This week I have two projects to finish, only one of which involves any marketing. The first is to finish a UFO from three years ago – my forest quilt. I’m practicing a lot of patterns learned in the free motion quilting challenge. The quilt is looking amazing – only a few boo-boos that I’m willing to worry over, but oh, the feathers on the border….yummy! They are taking a while, but it is so worth it! Maybe pictures by Wednesday…..
The marketing piece is to do final revisions on my table topper pattern – had great samples made, so I’m really excited about releasing the pattern. Mostly I need to make the pattern less wordy and more organized. But that needs to be done this week so it can be included in the next newsletter for next week, as well as my marketing plan for the holidays. Yes, I’m bound and determined not to miss the holiday season for shopping this year. Hubby has been learning the ins and outs of Etsy, so he is busy restocking the shelves. We have some GREAT fabric pieces in the store.
Readers know I have a number of places I do business on line, from Facebook, eBay, Etsy, and our website. Hubby has handled the time effort in eBay for the last 8 years, and now he is picking up Etsy. Alyson Stanfield had yet another good post on analyzing the time you spend – or need to spend – setting up your online outlets. I will say the work gets easier the longer you are at it and set up systems for posting items. Our first two weeks of posting for eBay took close to four hours for six items. Same for Etsy when we first started. You have to be willing to spend the time, have the inventory, and write good descriptions to go along with good pictures. That’s several hours a week you need to spend – or in our case, hubby needs to spend. I write up the more unusual Etsy offerings, like the small table toppers, ribbons, and the like. You also need to add in the time to post items on Facebook, tweet them, and now use Pinterest.

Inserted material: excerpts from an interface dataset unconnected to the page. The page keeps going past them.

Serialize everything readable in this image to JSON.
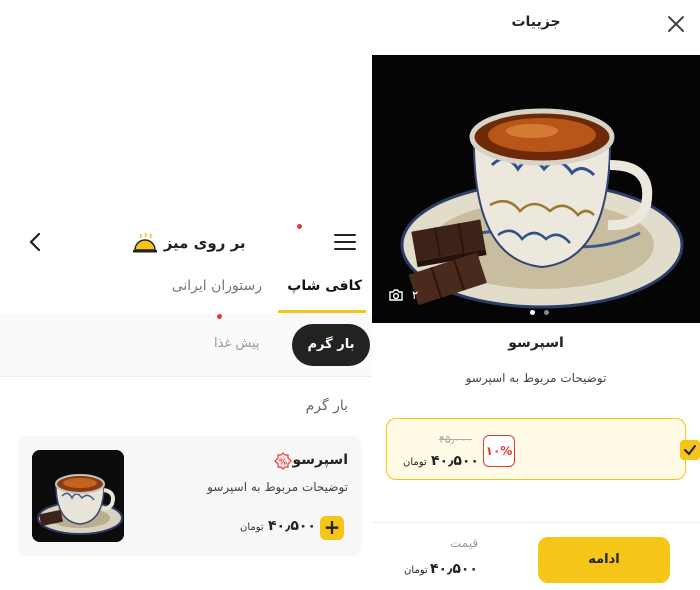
{
  "colors": {
    "accent": "#f5c518",
    "dark": "#222222",
    "discount": "#e53935"
  },
  "menu_page": {
    "brand": "بر روی میز",
    "tabs": [
      {
        "label": "کافی شاپ",
        "active": true
      },
      {
        "label": "رستوران ایرانی",
        "active": false
      }
    ],
    "chips": [
      {
        "label": "بار گرم",
        "active": true
      },
      {
        "label": "پیش غذا",
        "active": false
      }
    ],
    "section_title": "بار گرم",
    "item": {
      "name": "اسپرسو",
      "description": "توضیحات مربوط به اسپرسو",
      "price": "۴۰٫۵۰۰",
      "currency": "تومان",
      "add_label": "+"
    }
  },
  "details_page": {
    "title": "جزییات",
    "photo_count": "۲",
    "product_name": "اسپرسو",
    "product_description": "توضیحات مربوط به اسپرسو",
    "option": {
      "old_price": "۴۵٫۰۰۰",
      "discount": "۱۰%",
      "price": "۴۰٫۵۰۰",
      "currency": "تومان",
      "selected": true
    },
    "footer": {
      "price_label": "قیمت",
      "price": "۴۰٫۵۰۰",
      "currency": "تومان",
      "continue_label": "ادامه"
    }
  }
}
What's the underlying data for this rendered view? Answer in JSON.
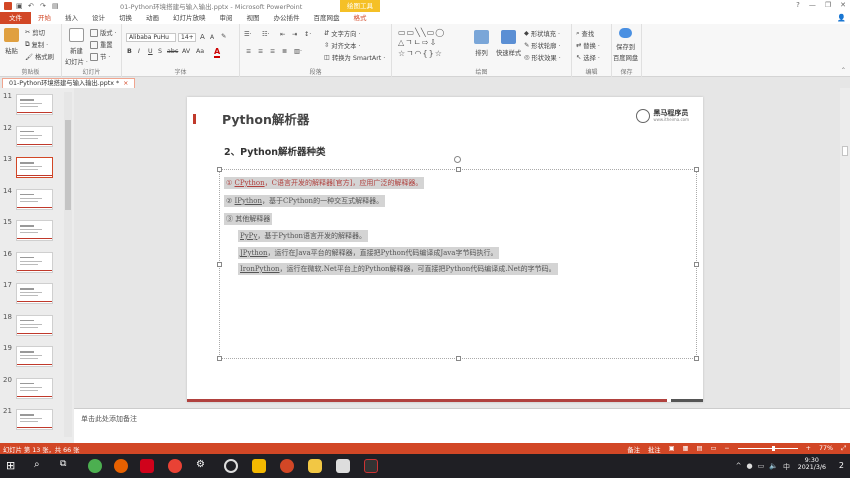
{
  "window": {
    "title": "01-Python环境搭建与输入输出.pptx - Microsoft PowerPoint",
    "context_tab": "绘图工具",
    "help": "?",
    "minimize": "—",
    "restore": "❐",
    "close": "✕"
  },
  "menu": {
    "file": "文件",
    "items": [
      "开始",
      "插入",
      "设计",
      "切换",
      "动画",
      "幻灯片放映",
      "审阅",
      "视图",
      "办公插件",
      "百度网盘",
      "格式"
    ],
    "active_index": 0
  },
  "ribbon": {
    "clipboard": {
      "paste": "粘贴",
      "cut": "剪切",
      "copy": "复制 ·",
      "format_painter": "格式刷",
      "label": "剪贴板"
    },
    "slides": {
      "new_slide": "新建",
      "new_slide2": "幻灯片 ·",
      "layout": "版式 ·",
      "reset": "重置",
      "section": "节 ·",
      "label": "幻灯片"
    },
    "font": {
      "font_name": "Alibaba PuHu",
      "font_size": "14+",
      "grow": "A",
      "shrink": "A",
      "bold": "B",
      "italic": "I",
      "underline": "U",
      "shadow": "S",
      "strike": "abc",
      "spacing": "AV",
      "case": "Aa",
      "color": "A",
      "label": "字体"
    },
    "paragraph": {
      "text_direction": "文字方向 ·",
      "align_text": "对齐文本 ·",
      "smartart": "转换为 SmartArt ·",
      "label": "段落"
    },
    "drawing": {
      "arrange": "排列",
      "quick_styles": "快速样式",
      "fill": "形状填充 ·",
      "outline": "形状轮廓 ·",
      "effects": "形状效果 ·",
      "label": "绘图"
    },
    "editing": {
      "find": "查找",
      "replace": "替换 ·",
      "select": "选择 ·",
      "label": "编辑"
    },
    "save": {
      "save_to": "保存到",
      "baidu": "百度网盘",
      "label": "保存"
    }
  },
  "doc_tab": {
    "name": "01-Python环境搭建与输入输出.pptx *",
    "close": "×"
  },
  "thumbnails": [
    {
      "num": "11",
      "selected": false
    },
    {
      "num": "12",
      "selected": false
    },
    {
      "num": "13",
      "selected": true
    },
    {
      "num": "14",
      "selected": false
    },
    {
      "num": "15",
      "selected": false
    },
    {
      "num": "16",
      "selected": false
    },
    {
      "num": "17",
      "selected": false
    },
    {
      "num": "18",
      "selected": false
    },
    {
      "num": "19",
      "selected": false
    },
    {
      "num": "20",
      "selected": false
    },
    {
      "num": "21",
      "selected": false
    }
  ],
  "slide": {
    "title": "Python解析器",
    "logo": "黑马程序员",
    "logo_sub": "www.itheima.com",
    "subtitle": "2、Python解析器种类",
    "lines": [
      {
        "prefix": "① ",
        "link": "CPython",
        "rest": "，C语言开发的解释器[官方]，应用广泛的解释器。"
      },
      {
        "prefix": "② ",
        "link": "IPython",
        "rest": "，基于CPython的一种交互式解释器。"
      },
      {
        "prefix": "③ ",
        "link": "",
        "rest": "其他解释器"
      },
      {
        "prefix": "",
        "link": "PyPy",
        "rest": "，基于Python语言开发的解释器。"
      },
      {
        "prefix": "",
        "link": "JPython",
        "rest": "，运行在Java平台的解释器，直接把Python代码编译成Java字节码执行。"
      },
      {
        "prefix": "",
        "link": "IronPython",
        "rest": "，运行在微软.Net平台上的Python解释器，可直接把Python代码编译成.Net的字节码。"
      }
    ]
  },
  "notes": {
    "placeholder": "单击此处添加备注"
  },
  "status": {
    "slide_info": "幻灯片 第 13 张，共 66 张",
    "notes_btn": "备注",
    "comments_btn": "批注",
    "zoom": "77%"
  },
  "taskbar": {
    "time": "9:30",
    "date": "2021/3/6",
    "lang": "中",
    "badge": "2"
  },
  "colors": {
    "accent": "#d24726",
    "slide_red": "#b0413e"
  }
}
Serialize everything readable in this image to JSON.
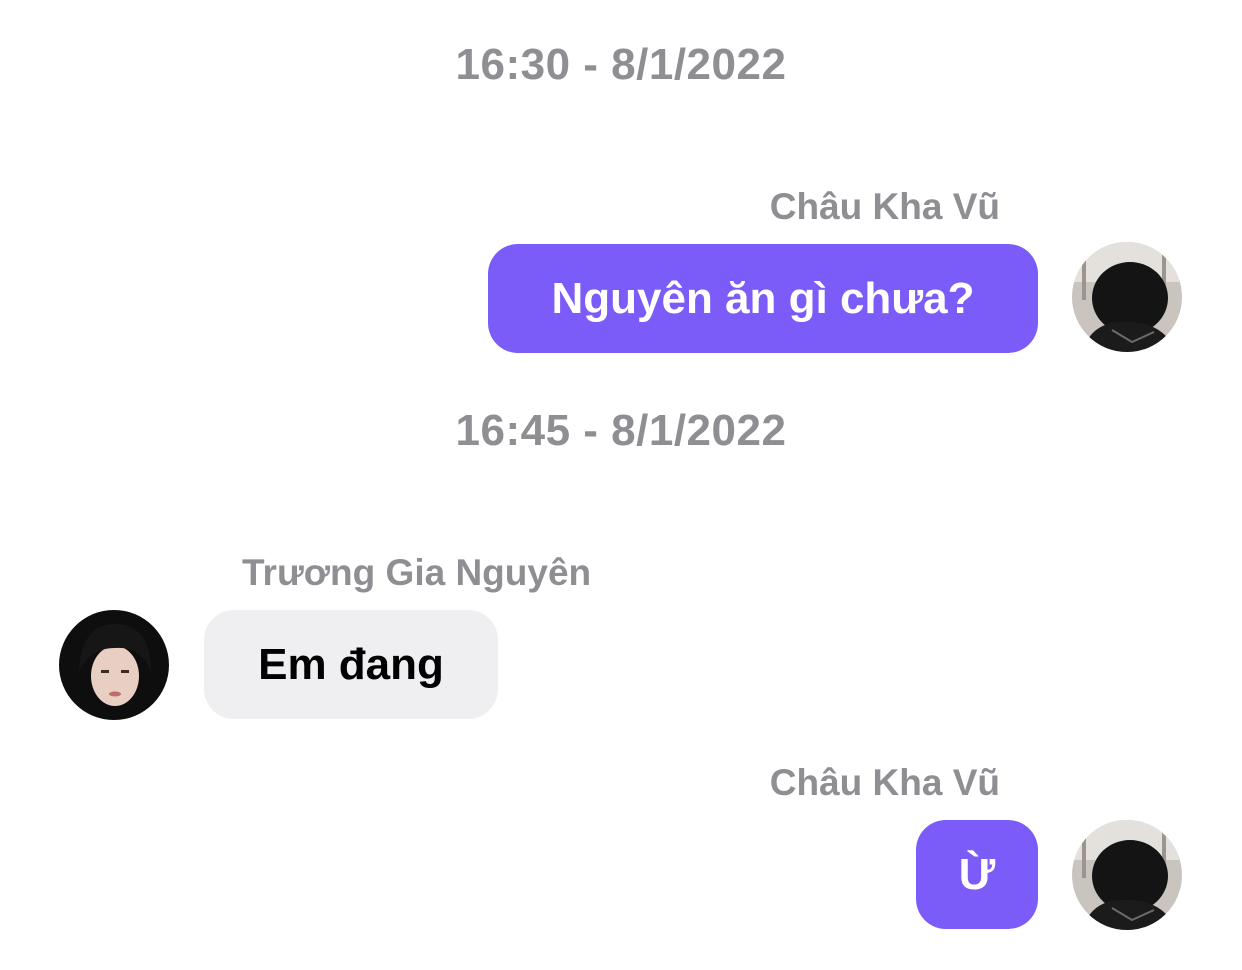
{
  "conversation": {
    "timestamps": [
      "16:30 - 8/1/2022",
      "16:45 - 8/1/2022"
    ],
    "messages": [
      {
        "sender": "Châu Kha Vũ",
        "text": "Nguyên ăn gì chưa?",
        "direction": "outgoing"
      },
      {
        "sender": "Trương Gia Nguyên",
        "text": "Em đang",
        "direction": "incoming"
      },
      {
        "sender": "Châu Kha Vũ",
        "text": "Ừ",
        "direction": "outgoing"
      }
    ]
  },
  "colors": {
    "outgoing_bubble": "#7b5cf8",
    "incoming_bubble": "#efeff2",
    "meta_text": "#8e8e93"
  },
  "icons": {
    "outgoing_avatar": "user-avatar-icon",
    "incoming_avatar": "contact-avatar-icon"
  }
}
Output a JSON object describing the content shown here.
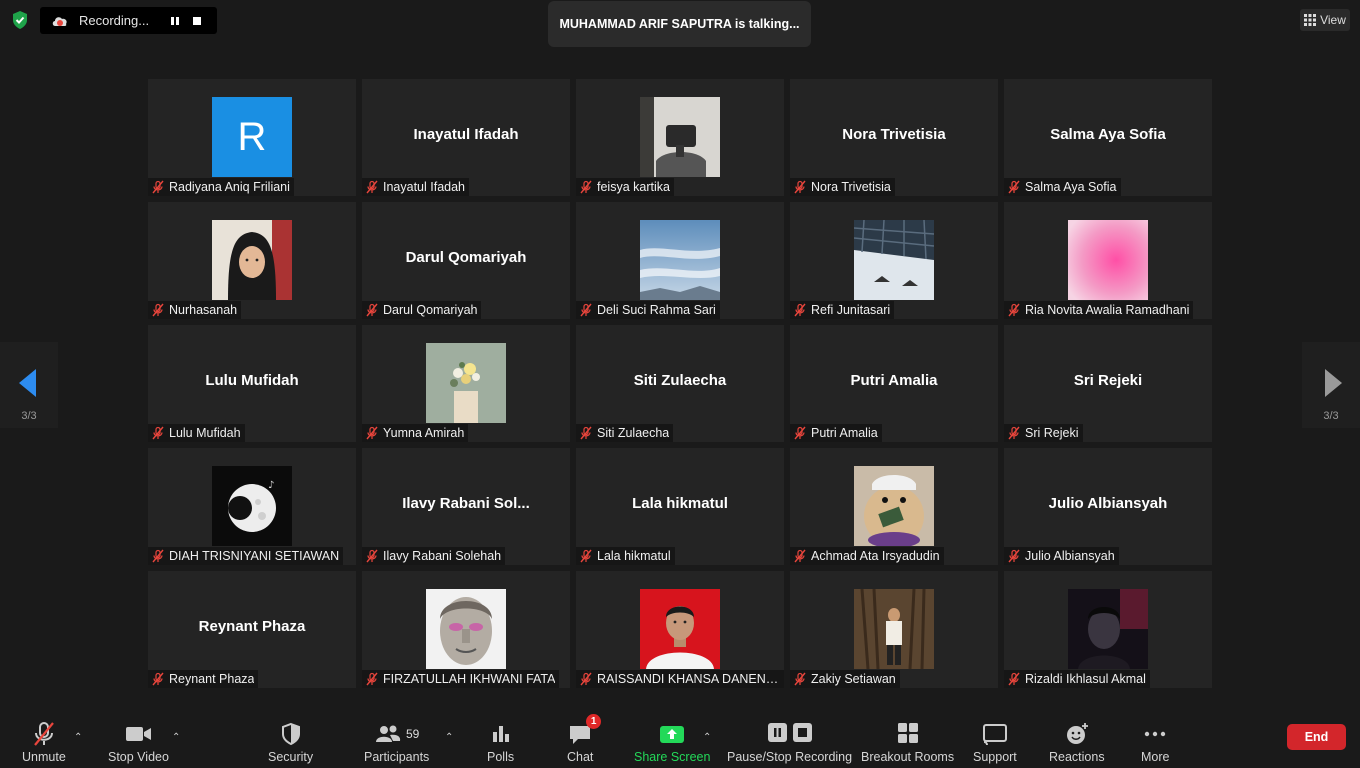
{
  "recording": {
    "label": "Recording..."
  },
  "talking_banner": "MUHAMMAD ARIF SAPUTRA is talking...",
  "view_button": "View",
  "pagination": {
    "left": "3/3",
    "right": "3/3"
  },
  "participants": [
    {
      "name": "Radiyana Aniq Friliani",
      "display": "",
      "avatar": "letter",
      "letter": "R",
      "color": "#1a8fe3"
    },
    {
      "name": "Inayatul Ifadah",
      "display": "Inayatul Ifadah"
    },
    {
      "name": "feisya kartika",
      "display": "",
      "avatar": "photo",
      "scene": "chair"
    },
    {
      "name": "Nora Trivetisia",
      "display": "Nora Trivetisia"
    },
    {
      "name": "Salma Aya Sofia",
      "display": "Salma Aya Sofia"
    },
    {
      "name": "Nurhasanah",
      "display": "",
      "avatar": "photo",
      "scene": "girl"
    },
    {
      "name": "Darul Qomariyah",
      "display": "Darul Qomariyah"
    },
    {
      "name": "Deli Suci Rahma Sari",
      "display": "",
      "avatar": "photo",
      "scene": "sky"
    },
    {
      "name": "Refi Junitasari",
      "display": "",
      "avatar": "photo",
      "scene": "ceiling"
    },
    {
      "name": "Ria Novita Awalia Ramadhani",
      "display": "",
      "avatar": "photo",
      "scene": "pink"
    },
    {
      "name": "Lulu Mufidah",
      "display": "Lulu Mufidah"
    },
    {
      "name": "Yumna Amirah",
      "display": "",
      "avatar": "photo",
      "scene": "flowers"
    },
    {
      "name": "Siti Zulaecha",
      "display": "Siti Zulaecha"
    },
    {
      "name": "Putri Amalia",
      "display": "Putri Amalia"
    },
    {
      "name": "Sri Rejeki",
      "display": "Sri Rejeki"
    },
    {
      "name": "DIAH TRISNIYANI SETIAWAN",
      "display": "",
      "avatar": "photo",
      "scene": "moon"
    },
    {
      "name": "Ilavy Rabani Solehah",
      "display": "Ilavy  Rabani  Sol..."
    },
    {
      "name": "Lala hikmatul",
      "display": "Lala hikmatul"
    },
    {
      "name": "Achmad Ata Irsyadudin",
      "display": "",
      "avatar": "photo",
      "scene": "hamster"
    },
    {
      "name": "Julio Albiansyah",
      "display": "Julio Albiansyah"
    },
    {
      "name": "Reynant Phaza",
      "display": "Reynant Phaza"
    },
    {
      "name": "FIRZATULLAH IKHWANI FATA",
      "display": "",
      "avatar": "photo",
      "scene": "statue"
    },
    {
      "name": "RAISSANDI KHANSA DANEND...",
      "display": "",
      "avatar": "photo",
      "scene": "portrait"
    },
    {
      "name": "Zakiy Setiawan",
      "display": "",
      "avatar": "photo",
      "scene": "tree"
    },
    {
      "name": "Rizaldi Ikhlasul Akmal",
      "display": "",
      "avatar": "photo",
      "scene": "dark"
    }
  ],
  "toolbar": {
    "unmute": "Unmute",
    "stop_video": "Stop Video",
    "security": "Security",
    "participants": "Participants",
    "participants_count": "59",
    "polls": "Polls",
    "chat": "Chat",
    "chat_badge": "1",
    "share_screen": "Share Screen",
    "pause_stop_recording": "Pause/Stop Recording",
    "breakout_rooms": "Breakout Rooms",
    "support": "Support",
    "reactions": "Reactions",
    "more": "More",
    "end": "End"
  },
  "colors": {
    "share_green": "#23d959",
    "end_red": "#d3262b",
    "mute_red": "#e8453c",
    "accent_blue": "#1a8fe3"
  }
}
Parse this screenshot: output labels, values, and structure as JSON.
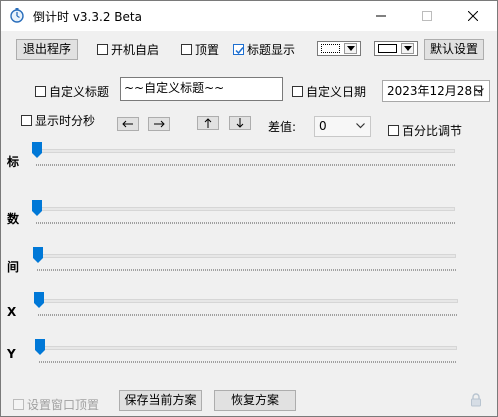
{
  "window": {
    "title": "倒计时 v3.3.2 Beta",
    "controls": {
      "minimize": "minimize-icon",
      "maximize": "maximize-icon",
      "close": "close-icon"
    }
  },
  "toolbar": {
    "exit_label": "退出程序",
    "autostart_label": "开机自启",
    "autostart_checked": false,
    "topmost_label": "顶置",
    "topmost_checked": false,
    "show_title_label": "标题显示",
    "show_title_checked": true,
    "default_settings_label": "默认设置"
  },
  "options": {
    "custom_title_label": "自定义标题",
    "custom_title_checked": false,
    "custom_title_value": "~~自定义标题~~",
    "custom_date_label": "自定义日期",
    "custom_date_checked": false,
    "date_value": "2023年12月28日",
    "show_hms_label": "显示时分秒",
    "show_hms_checked": false,
    "diff_label": "差值:",
    "diff_value": "0",
    "percent_label": "百分比调节",
    "percent_checked": false,
    "arrows": [
      "left-arrow-icon",
      "right-arrow-icon",
      "up-arrow-icon",
      "down-arrow-icon"
    ]
  },
  "sliders": [
    {
      "label": "标",
      "value": 0
    },
    {
      "label": "数",
      "value": 0
    },
    {
      "label": "间",
      "value": 0
    },
    {
      "label": "X",
      "value": 0
    },
    {
      "label": "Y",
      "value": 0
    }
  ],
  "footer": {
    "lock_window_label": "设置窗口顶置",
    "lock_window_checked": false,
    "save_label": "保存当前方案",
    "restore_label": "恢复方案",
    "lock_icon": "lock-icon"
  },
  "colors": {
    "accent": "#0078d7",
    "window_bg": "#f0f0f0",
    "button_bg": "#e1e1e1"
  }
}
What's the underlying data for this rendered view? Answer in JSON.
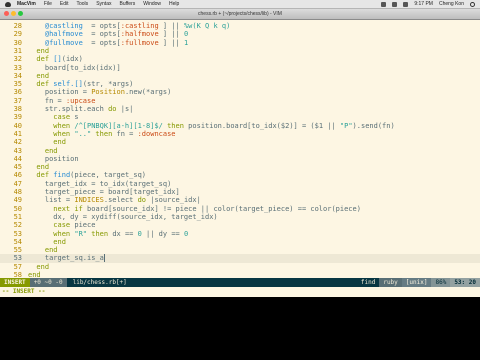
{
  "menubar": {
    "app": "MacVim",
    "items": [
      "File",
      "Edit",
      "Tools",
      "Syntax",
      "Buffers",
      "Window",
      "Help"
    ],
    "clock": "9:17 PM",
    "user": "Cheng Kon"
  },
  "window": {
    "title": "chess.rb + (~/projects/chess/lib) - VIM"
  },
  "editor": {
    "lines": [
      {
        "num": "28",
        "code": [
          [
            "iv",
            "    @castling"
          ],
          [
            "",
            "  = opts["
          ],
          [
            "sym",
            ":castling"
          ],
          [
            "",
            " ] || "
          ],
          [
            "str",
            "%w(K Q k q)"
          ]
        ]
      },
      {
        "num": "29",
        "code": [
          [
            "iv",
            "    @halfmove"
          ],
          [
            "",
            "  = opts["
          ],
          [
            "sym",
            ":halfmove"
          ],
          [
            "",
            " ] || "
          ],
          [
            "num",
            "0"
          ]
        ]
      },
      {
        "num": "30",
        "code": [
          [
            "iv",
            "    @fullmove"
          ],
          [
            "",
            "  = opts["
          ],
          [
            "sym",
            ":fullmove"
          ],
          [
            "",
            " ] || "
          ],
          [
            "num",
            "1"
          ]
        ]
      },
      {
        "num": "31",
        "code": [
          [
            "kw",
            "  end"
          ]
        ]
      },
      {
        "num": "32",
        "code": [
          [
            "kw",
            "  def "
          ],
          [
            "fn",
            "[]"
          ],
          [
            "",
            "(idx)"
          ]
        ]
      },
      {
        "num": "33",
        "code": [
          [
            "",
            "    board[to_idx(idx)]"
          ]
        ]
      },
      {
        "num": "34",
        "code": [
          [
            "kw",
            "  end"
          ]
        ]
      },
      {
        "num": "35",
        "code": [
          [
            "kw",
            "  def "
          ],
          [
            "fn",
            "self.[]"
          ],
          [
            "",
            "(str, *args)"
          ]
        ]
      },
      {
        "num": "36",
        "code": [
          [
            "",
            "    position = "
          ],
          [
            "cls",
            "Position"
          ],
          [
            "",
            ".new(*args)"
          ]
        ]
      },
      {
        "num": "37",
        "code": [
          [
            "",
            "    fn = "
          ],
          [
            "sym",
            ":upcase"
          ]
        ]
      },
      {
        "num": "38",
        "code": [
          [
            "",
            "    str.split.each "
          ],
          [
            "kw",
            "do"
          ],
          [
            "",
            " |s|"
          ]
        ]
      },
      {
        "num": "39",
        "code": [
          [
            "kw",
            "      case "
          ],
          [
            "",
            "s"
          ]
        ]
      },
      {
        "num": "40",
        "code": [
          [
            "kw",
            "      when "
          ],
          [
            "str",
            "/^[PNBQK][a-h][1-8]$/"
          ],
          [
            "kw",
            " then "
          ],
          [
            "",
            "position.board[to_idx($2)] = ($1 || "
          ],
          [
            "str",
            "\"P\""
          ],
          [
            "",
            ").send(fn)"
          ]
        ]
      },
      {
        "num": "41",
        "code": [
          [
            "kw",
            "      when "
          ],
          [
            "str",
            "\"..\""
          ],
          [
            "kw",
            " then "
          ],
          [
            "",
            "fn = "
          ],
          [
            "sym",
            ":downcase"
          ]
        ]
      },
      {
        "num": "42",
        "code": [
          [
            "kw",
            "      end"
          ]
        ]
      },
      {
        "num": "43",
        "code": [
          [
            "kw",
            "    end"
          ]
        ]
      },
      {
        "num": "44",
        "code": [
          [
            "",
            "    position"
          ]
        ]
      },
      {
        "num": "45",
        "code": [
          [
            "kw",
            "  end"
          ]
        ]
      },
      {
        "num": "46",
        "code": [
          [
            "kw",
            "  def "
          ],
          [
            "fn",
            "find"
          ],
          [
            "",
            "(piece, target_sq)"
          ]
        ]
      },
      {
        "num": "47",
        "code": [
          [
            "",
            "    target_idx = to_idx(target_sq)"
          ]
        ]
      },
      {
        "num": "48",
        "code": [
          [
            "",
            "    target_piece = board[target_idx]"
          ]
        ]
      },
      {
        "num": "49",
        "code": [
          [
            "",
            "    list = "
          ],
          [
            "cls",
            "INDICES"
          ],
          [
            "",
            ".select "
          ],
          [
            "kw",
            "do"
          ],
          [
            "",
            " |source_idx|"
          ]
        ]
      },
      {
        "num": "50",
        "code": [
          [
            "kw",
            "      next if "
          ],
          [
            "",
            "board[source_idx] != piece || color(target_piece) == color(piece)"
          ]
        ]
      },
      {
        "num": "51",
        "code": [
          [
            "",
            "      dx, dy = xydiff(source_idx, target_idx)"
          ]
        ]
      },
      {
        "num": "52",
        "code": [
          [
            "kw",
            "      case "
          ],
          [
            "",
            "piece"
          ]
        ]
      },
      {
        "num": "53",
        "code": [
          [
            "kw",
            "      when "
          ],
          [
            "str",
            "\"R\""
          ],
          [
            "kw",
            " then "
          ],
          [
            "",
            "dx == "
          ],
          [
            "num",
            "0"
          ],
          [
            "",
            " || dy == "
          ],
          [
            "num",
            "0"
          ]
        ]
      },
      {
        "num": "54",
        "code": [
          [
            "kw",
            "      end"
          ]
        ]
      },
      {
        "num": "55",
        "code": [
          [
            "kw",
            "    end"
          ]
        ]
      },
      {
        "num": "53",
        "code": [
          [
            "",
            "    target_sq.is_a"
          ]
        ],
        "current": true
      },
      {
        "num": "57",
        "code": [
          [
            "kw",
            "  end"
          ]
        ]
      },
      {
        "num": "58",
        "code": [
          [
            "kw",
            "end"
          ]
        ]
      }
    ]
  },
  "statusline": {
    "mode": "INSERT",
    "git": "+0 ~0 -0",
    "file": "lib/chess.rb[+]",
    "func": "find",
    "filetype": "ruby",
    "fileformat": "[unix]",
    "percent": "86%",
    "position": "53: 20"
  },
  "cmdline": {
    "text": "-- INSERT --"
  },
  "colors": {
    "editor_bg": "#fdf6e3",
    "keyword": "#859900",
    "ivar": "#268bd2",
    "symbol": "#cb4b16",
    "string": "#2aa198",
    "statusline_bg": "#073642"
  }
}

A lot of us are online because we are convinced it is the way to do business. For us, online didn’t cost anything beyond our time. No stores, just free sites. As long as we were willing to invest the marketing time, we were able to get these venues to work for us. We also knew the art/craft show wasn’t the route for us, being such a niche market. But…and a very big but….you can’t put stuff up and expect it will sell if you don’t do anything more than just listing items. I did drop Tophatter from my venues for three reasons: one, not really selling anything, even in the “fabric and textiles” auction; two, a HUGE time commitment, as you want to be present at the auctions to promote your item; and three, I’m not willing to be burned by uncivil people (blog post here). These are decisions you need to make, and I like how Alyson’s guest blogger spelled things out for accounting. Our business has always been the two of us. Hubby is primary marbler, I’m the designer. I handle most of Photoshop, he does accounting, eBay, and Etsy listings. Retirement has made it easier to spend more time on what we love, as I am not exhausted from the school day.
If you’re not familiar with Handmadeology, I have done (and continue to do) a series of posts on marketing your niche market. You can find them here, plus there are loads of great articles about running your business that are well worth your time.
Have a great marketing week!